My laboratory studies a protein that makes these natural antiviral molecules. Far from a modern human invention, nature evolved cells to make their own “drugs” as the earliest defense against viruses.

The Victorian government, like many governments around the world, has announced new regulations on short-stay accommodation. The government says Victoria has more than 36,000 short-stay places, which are reducing the number of homes available for long-term rental.

Other states have capped the number of nights a dwelling can be used for short-stay accommodation. The Victorian response has been to introduce a levy set at 7.5% of the short-stay platform’s revenue.

What if nearly everything that’s been written about this month’s Intergenerational Report is wrong?

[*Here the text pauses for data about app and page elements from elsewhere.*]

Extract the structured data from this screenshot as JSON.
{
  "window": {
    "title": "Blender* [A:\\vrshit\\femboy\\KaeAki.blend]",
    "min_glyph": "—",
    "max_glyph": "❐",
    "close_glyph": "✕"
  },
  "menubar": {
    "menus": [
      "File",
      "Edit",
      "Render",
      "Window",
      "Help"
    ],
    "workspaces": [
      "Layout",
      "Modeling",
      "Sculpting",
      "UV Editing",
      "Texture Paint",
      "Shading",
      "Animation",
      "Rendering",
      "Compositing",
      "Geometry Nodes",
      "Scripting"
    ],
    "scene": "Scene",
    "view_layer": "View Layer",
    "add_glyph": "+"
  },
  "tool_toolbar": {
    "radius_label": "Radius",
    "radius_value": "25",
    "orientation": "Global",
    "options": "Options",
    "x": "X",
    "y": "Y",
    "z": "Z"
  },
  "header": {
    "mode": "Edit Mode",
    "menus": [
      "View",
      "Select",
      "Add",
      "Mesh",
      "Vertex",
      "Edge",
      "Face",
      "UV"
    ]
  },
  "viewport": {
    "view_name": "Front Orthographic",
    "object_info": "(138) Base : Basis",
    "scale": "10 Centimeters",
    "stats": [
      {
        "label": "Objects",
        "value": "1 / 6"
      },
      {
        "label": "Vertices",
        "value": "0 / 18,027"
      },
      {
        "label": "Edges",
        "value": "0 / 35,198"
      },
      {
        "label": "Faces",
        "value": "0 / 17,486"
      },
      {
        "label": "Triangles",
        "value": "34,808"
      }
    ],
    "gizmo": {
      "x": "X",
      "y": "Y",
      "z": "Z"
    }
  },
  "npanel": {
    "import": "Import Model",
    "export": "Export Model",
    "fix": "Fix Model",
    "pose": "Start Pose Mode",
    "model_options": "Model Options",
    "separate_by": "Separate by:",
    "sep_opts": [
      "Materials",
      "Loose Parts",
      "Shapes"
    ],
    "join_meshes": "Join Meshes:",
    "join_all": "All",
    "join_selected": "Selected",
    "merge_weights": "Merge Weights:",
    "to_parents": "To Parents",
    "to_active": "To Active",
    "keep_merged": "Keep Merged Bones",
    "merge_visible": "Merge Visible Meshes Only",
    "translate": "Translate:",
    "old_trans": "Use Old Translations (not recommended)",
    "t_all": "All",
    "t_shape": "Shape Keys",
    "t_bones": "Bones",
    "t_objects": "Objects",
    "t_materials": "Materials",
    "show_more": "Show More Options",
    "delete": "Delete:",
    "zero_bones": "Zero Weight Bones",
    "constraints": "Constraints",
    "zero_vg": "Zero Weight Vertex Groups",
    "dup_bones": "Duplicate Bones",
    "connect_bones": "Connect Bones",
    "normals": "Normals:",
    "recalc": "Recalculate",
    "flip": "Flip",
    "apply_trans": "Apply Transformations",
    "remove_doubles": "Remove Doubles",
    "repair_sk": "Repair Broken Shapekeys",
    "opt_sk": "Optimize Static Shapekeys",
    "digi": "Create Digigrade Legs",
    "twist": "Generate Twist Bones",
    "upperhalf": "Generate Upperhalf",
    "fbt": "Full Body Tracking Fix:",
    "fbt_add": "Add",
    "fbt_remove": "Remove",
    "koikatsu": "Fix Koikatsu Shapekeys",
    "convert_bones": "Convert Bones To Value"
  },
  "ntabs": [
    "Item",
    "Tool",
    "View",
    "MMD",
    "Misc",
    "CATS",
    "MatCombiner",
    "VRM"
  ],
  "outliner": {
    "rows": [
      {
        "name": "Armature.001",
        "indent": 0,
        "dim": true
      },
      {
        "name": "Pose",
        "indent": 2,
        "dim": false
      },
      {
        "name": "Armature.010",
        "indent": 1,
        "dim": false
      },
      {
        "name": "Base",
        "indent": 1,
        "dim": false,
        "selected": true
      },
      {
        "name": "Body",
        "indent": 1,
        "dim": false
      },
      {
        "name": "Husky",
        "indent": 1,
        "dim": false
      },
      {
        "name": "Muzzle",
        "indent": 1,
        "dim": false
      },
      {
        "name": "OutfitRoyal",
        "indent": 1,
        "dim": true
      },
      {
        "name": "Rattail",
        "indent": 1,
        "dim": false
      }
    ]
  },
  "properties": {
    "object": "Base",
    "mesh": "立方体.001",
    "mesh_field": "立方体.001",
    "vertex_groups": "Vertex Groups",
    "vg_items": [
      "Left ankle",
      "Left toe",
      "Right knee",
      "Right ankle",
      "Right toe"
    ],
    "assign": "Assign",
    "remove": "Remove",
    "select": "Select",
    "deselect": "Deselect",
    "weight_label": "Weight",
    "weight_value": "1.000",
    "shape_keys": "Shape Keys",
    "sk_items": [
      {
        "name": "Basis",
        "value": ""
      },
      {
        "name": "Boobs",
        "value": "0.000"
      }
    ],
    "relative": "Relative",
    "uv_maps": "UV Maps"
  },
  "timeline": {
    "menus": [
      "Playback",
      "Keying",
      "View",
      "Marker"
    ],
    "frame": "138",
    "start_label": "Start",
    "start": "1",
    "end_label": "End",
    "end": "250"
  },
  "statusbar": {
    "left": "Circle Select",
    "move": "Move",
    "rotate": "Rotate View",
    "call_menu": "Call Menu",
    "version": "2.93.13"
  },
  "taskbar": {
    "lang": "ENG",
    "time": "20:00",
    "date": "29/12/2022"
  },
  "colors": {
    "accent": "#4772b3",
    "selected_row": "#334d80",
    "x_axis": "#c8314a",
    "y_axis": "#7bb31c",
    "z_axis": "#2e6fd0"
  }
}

I’ll explain. But first, here’s a sample of the headlines: “Young Australians at risk of a poorer future”, “Fewer workers to shoulder soaring income tax”, “Ageing population driving $140 billion blowout in spending”, and so on.

Losing weight is challenging. But as anyone who has ever successfully lost weight knows, it’s avoiding weight re-gain that’s the real challenge.

This is true no matter what method you follow to lose weight. For example, studies show that people who follow very low calorie diets (between 800-1,200 calories per day) regain between 26% and 121% of their lost weight five years after treatment. People who follow behavioural weight management programs (such as WW, formerly Weight Watchers) regain between 30-35% of their lost weight after one year.

Even tech experts have been astonished by the recent, rapid growth of AI technology, able to hold human-like conversations in multiple languages, create music and pass medical exams. While the potential benefits of AI in fields such as healthcare are indeed inspiring, the pace of change is rapid, and there is still lots of uncertainty about the future.

Rachel Carson, who launched the modern environmental movement with her 1962 book “Silent Spring,” was a highly private person. But on one occasion she allowed an interviewer to ask, “What do you eat?” Her sardonic answer: “Chlorinated hydrocarbons like everyone else.”

Carson was referring to a family of chemicals used for insect control that included DDT, the principal target of her book. Even though Carson tragically died of cancer just 18 months after publication of “Silent Spring,” her best-seller had powerful and lasting effects. Congress moved to create a new federal Environmental Protection Agency in 1970, and two years later that agency banned DDT for agricultural use.